Much like technology, changes to TDR are on the horizon, particularly as a result of proposed amendments to the Telecommunications Act. Whatever the outcome, TDR has come a long way over the past ten years and is better known and utilised by the general public. Engagement and education continue to be strong areas of emphasis for TDR, with plans already in place for the 2017/18 year. The TDR is ready for whatever comes next.
TDR is an independent body for the prompt, unbiased resolution of disputes at no cost to the consumer.
TDR was set up by the New Zealand Telecommunications Forum (TCF), whose members provide a service to 95% of New Zealand telecommunications customers.
The Customer Complaints Code sets out the rules for members. The Terms of Reference sets out the governance of the service.
The Telecommunications Dispute Resolution Council oversees the service. The Council consists of four industry representatives and four consumer representatives, including one representative appointed by the Minister of Consumer Affairs.
In July 2007, Dispute Resolution Services Ltd (now FairWay Resolution Limited) was appointed as the agent to set up and manage the TDR service.
FairWay Resolution Limited is an independent, employee-owned company providing specialist conflict management and dispute resolution services. FairWay employs around 100 staff and contracts with around 110 specialist reviewers and dispute resolution practitioners throughout New Zealand. FairWay handles over 14,000 disputes each year of all kinds and levels of complexity, including medical, insurance, financial services, telecommunications, family, local government and construction disputes. FairWay have dispute resolution and conflict management expertise in all parts of the conflict management cycle prevention, management, resolution and analysis of conflict. FairWay has offices in Auckland, Wellington, Christchurch, and Dunedin.
Client Director of Telecommunications Dispute Resolution
Annual Report 2016-2017 | Telecommunications Dispute Resolution5
TDR Scheme Members
The Year in Review
Annual Report 2016-2017 | Telecommunications Dispute Resolution 6
Statistics at a glanceUnder the Customer Complaints Code, the dispute resolution process consists of two phases.
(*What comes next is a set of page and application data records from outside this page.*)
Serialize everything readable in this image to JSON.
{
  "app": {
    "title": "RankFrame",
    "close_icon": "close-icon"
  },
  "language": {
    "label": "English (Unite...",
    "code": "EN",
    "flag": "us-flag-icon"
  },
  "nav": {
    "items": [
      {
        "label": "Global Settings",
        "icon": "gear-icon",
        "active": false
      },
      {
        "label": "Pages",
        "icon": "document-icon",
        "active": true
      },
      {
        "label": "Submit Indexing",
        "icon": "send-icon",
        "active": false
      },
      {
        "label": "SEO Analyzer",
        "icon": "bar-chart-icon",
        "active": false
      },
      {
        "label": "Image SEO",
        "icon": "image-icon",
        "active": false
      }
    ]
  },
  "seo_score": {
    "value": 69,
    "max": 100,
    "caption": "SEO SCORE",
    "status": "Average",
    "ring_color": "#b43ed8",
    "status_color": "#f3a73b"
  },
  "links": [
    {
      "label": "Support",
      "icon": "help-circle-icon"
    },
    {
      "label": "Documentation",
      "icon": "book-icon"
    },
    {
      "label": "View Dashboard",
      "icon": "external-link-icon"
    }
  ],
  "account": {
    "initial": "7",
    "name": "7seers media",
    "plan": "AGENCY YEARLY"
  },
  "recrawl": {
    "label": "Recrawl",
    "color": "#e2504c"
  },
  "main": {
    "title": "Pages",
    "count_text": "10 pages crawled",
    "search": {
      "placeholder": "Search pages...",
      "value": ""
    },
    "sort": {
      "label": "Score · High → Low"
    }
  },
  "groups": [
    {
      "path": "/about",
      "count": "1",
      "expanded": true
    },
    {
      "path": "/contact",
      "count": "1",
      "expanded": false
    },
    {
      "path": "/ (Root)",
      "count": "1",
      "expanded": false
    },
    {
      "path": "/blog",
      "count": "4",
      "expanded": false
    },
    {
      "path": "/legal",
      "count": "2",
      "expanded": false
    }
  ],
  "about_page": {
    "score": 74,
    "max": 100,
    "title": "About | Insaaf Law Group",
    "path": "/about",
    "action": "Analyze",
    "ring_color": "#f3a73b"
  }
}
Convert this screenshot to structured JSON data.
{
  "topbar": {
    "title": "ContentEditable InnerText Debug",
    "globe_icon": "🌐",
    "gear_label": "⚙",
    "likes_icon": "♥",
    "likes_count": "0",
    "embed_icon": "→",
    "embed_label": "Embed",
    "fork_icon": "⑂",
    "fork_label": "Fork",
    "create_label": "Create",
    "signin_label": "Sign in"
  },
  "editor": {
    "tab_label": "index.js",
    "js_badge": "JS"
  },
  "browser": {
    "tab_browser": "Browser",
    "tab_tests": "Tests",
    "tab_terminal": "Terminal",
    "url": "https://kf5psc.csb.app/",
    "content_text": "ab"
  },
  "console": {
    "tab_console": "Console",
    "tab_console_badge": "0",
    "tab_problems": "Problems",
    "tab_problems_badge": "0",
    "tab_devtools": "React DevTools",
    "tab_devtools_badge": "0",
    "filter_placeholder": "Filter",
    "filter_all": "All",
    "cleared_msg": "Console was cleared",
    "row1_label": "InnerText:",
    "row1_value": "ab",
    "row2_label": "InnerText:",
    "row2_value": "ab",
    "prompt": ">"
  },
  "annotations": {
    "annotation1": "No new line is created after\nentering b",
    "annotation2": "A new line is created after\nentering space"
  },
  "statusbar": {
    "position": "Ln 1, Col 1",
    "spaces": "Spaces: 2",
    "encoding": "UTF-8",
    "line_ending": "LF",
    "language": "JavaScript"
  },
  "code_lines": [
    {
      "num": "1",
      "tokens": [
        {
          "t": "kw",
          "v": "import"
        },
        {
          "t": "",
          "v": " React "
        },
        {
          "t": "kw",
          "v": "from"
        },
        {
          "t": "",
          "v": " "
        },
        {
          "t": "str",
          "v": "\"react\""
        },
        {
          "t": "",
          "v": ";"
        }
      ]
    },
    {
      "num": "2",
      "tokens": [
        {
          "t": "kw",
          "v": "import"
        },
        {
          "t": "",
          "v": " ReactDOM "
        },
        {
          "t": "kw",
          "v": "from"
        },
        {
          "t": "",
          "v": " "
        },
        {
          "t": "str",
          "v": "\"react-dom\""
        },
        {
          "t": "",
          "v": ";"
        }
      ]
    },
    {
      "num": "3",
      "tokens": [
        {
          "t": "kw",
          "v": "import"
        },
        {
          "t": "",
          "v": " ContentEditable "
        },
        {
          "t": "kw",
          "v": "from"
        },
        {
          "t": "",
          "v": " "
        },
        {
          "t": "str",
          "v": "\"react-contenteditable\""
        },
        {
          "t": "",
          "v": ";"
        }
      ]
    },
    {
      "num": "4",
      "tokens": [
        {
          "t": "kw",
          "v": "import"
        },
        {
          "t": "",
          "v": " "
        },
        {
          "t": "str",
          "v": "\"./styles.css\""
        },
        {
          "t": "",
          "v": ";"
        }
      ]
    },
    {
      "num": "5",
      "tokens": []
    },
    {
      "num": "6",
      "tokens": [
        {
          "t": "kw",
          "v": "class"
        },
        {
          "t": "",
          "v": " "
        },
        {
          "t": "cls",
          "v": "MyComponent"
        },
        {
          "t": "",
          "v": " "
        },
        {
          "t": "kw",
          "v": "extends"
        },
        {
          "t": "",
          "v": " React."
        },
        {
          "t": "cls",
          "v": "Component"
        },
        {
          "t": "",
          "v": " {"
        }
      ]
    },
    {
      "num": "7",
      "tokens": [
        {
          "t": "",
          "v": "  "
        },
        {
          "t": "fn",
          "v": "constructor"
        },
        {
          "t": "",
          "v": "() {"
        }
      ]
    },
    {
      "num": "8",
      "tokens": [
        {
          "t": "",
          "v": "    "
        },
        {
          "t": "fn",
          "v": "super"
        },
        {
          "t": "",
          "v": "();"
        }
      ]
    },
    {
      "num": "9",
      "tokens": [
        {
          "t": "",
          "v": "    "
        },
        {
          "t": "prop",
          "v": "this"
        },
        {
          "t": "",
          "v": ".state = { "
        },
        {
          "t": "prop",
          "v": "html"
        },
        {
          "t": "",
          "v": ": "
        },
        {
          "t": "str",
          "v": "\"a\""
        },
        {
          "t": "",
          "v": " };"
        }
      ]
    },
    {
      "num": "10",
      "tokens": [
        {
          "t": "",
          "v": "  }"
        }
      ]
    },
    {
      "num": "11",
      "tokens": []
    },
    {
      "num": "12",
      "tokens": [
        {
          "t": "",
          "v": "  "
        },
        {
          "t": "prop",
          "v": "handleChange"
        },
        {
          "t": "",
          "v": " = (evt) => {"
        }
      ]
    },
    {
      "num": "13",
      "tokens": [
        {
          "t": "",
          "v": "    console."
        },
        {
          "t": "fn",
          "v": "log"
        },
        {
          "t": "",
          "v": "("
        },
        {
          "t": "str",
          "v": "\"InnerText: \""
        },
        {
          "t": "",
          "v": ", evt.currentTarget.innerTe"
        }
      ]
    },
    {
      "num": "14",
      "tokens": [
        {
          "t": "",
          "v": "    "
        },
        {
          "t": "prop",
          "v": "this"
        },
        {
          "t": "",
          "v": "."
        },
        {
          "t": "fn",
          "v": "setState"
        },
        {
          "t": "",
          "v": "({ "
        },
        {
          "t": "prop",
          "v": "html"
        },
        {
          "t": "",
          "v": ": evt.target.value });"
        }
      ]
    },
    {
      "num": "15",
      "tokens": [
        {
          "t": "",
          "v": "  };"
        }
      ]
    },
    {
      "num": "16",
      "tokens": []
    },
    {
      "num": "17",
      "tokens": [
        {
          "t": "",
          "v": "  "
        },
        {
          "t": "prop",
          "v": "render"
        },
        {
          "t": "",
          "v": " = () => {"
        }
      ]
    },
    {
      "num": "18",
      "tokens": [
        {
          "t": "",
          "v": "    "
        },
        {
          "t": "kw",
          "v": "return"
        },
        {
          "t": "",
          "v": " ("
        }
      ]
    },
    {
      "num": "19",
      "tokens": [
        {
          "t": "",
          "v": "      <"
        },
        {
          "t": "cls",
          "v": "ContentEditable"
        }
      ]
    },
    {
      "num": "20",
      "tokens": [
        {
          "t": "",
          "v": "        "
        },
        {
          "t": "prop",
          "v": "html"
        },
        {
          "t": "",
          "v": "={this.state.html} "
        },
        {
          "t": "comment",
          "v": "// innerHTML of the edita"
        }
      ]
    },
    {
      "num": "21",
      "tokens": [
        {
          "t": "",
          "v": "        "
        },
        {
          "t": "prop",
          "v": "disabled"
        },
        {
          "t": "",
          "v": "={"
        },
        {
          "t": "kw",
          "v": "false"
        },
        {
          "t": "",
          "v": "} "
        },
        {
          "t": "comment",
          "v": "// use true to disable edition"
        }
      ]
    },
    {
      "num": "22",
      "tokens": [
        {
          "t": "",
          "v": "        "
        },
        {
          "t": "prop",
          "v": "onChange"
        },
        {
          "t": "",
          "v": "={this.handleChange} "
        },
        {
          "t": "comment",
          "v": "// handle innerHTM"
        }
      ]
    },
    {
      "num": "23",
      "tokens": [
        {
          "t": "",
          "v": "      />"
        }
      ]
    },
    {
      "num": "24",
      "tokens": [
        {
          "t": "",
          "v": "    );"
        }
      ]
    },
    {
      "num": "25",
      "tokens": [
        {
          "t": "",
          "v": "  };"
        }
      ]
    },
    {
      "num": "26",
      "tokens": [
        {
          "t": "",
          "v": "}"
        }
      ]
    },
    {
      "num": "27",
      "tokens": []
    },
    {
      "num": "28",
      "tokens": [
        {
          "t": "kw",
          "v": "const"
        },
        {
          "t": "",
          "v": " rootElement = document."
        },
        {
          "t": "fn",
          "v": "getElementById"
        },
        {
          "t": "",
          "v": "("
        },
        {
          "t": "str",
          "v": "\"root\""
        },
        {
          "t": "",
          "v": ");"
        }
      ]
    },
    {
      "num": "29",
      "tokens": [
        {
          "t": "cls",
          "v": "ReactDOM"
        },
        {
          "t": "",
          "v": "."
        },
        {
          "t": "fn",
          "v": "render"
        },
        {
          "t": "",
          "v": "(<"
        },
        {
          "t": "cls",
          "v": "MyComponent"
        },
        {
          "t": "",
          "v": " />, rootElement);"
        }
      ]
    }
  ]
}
Phase I Enquiry and registration
TDR receives an enquiry, and gathers information from the parties in order to determine whether the complaint:
is relevant (is about a telecommunications member of TDR and their telecommunication service or products)
had previously been made to the telecommunications member and is at deadlock
is within the jurisdiction of the TDR to consider.
Phase II Investigation and resolution
If the complaint is within jurisdiction, then a practitioner will work with both the customer and the TDR member to resolve the dispute. The practitioner initially works to mediate the di